Can you pull out each line of the data below that includes the word "icon"?

:::::

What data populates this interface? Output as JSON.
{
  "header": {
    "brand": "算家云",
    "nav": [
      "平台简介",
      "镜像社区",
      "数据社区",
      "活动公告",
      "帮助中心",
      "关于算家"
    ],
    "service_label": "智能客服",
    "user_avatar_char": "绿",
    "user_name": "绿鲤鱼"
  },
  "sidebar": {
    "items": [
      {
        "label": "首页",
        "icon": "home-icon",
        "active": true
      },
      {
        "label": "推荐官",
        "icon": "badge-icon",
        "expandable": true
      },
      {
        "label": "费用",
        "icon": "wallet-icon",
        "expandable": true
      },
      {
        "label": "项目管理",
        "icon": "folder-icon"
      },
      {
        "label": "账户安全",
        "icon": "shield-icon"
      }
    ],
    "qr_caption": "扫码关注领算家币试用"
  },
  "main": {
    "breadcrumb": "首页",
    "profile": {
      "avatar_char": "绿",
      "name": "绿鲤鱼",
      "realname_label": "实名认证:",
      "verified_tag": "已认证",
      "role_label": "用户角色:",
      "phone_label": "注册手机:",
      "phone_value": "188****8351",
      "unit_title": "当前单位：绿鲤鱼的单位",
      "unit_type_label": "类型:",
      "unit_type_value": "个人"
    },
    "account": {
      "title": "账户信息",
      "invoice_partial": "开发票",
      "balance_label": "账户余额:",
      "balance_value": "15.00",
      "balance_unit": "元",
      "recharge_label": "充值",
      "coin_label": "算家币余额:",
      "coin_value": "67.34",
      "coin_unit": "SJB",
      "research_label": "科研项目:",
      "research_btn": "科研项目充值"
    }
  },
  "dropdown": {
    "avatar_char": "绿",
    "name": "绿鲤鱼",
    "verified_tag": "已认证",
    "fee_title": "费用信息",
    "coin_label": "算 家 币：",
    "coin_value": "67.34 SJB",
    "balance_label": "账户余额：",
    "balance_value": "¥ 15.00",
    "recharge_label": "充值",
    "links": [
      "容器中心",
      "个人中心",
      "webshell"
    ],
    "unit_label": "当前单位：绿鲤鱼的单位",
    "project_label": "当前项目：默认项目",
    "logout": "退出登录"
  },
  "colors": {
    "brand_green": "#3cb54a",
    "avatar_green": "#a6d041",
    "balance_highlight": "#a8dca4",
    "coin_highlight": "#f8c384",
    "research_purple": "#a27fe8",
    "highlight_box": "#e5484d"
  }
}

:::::

● **Worked solution**
        "icon": "home-icon",
        "icon": "badge-icon",
        "icon": "wallet-icon",
        "icon": "folder-icon"
        "icon": "shield-icon"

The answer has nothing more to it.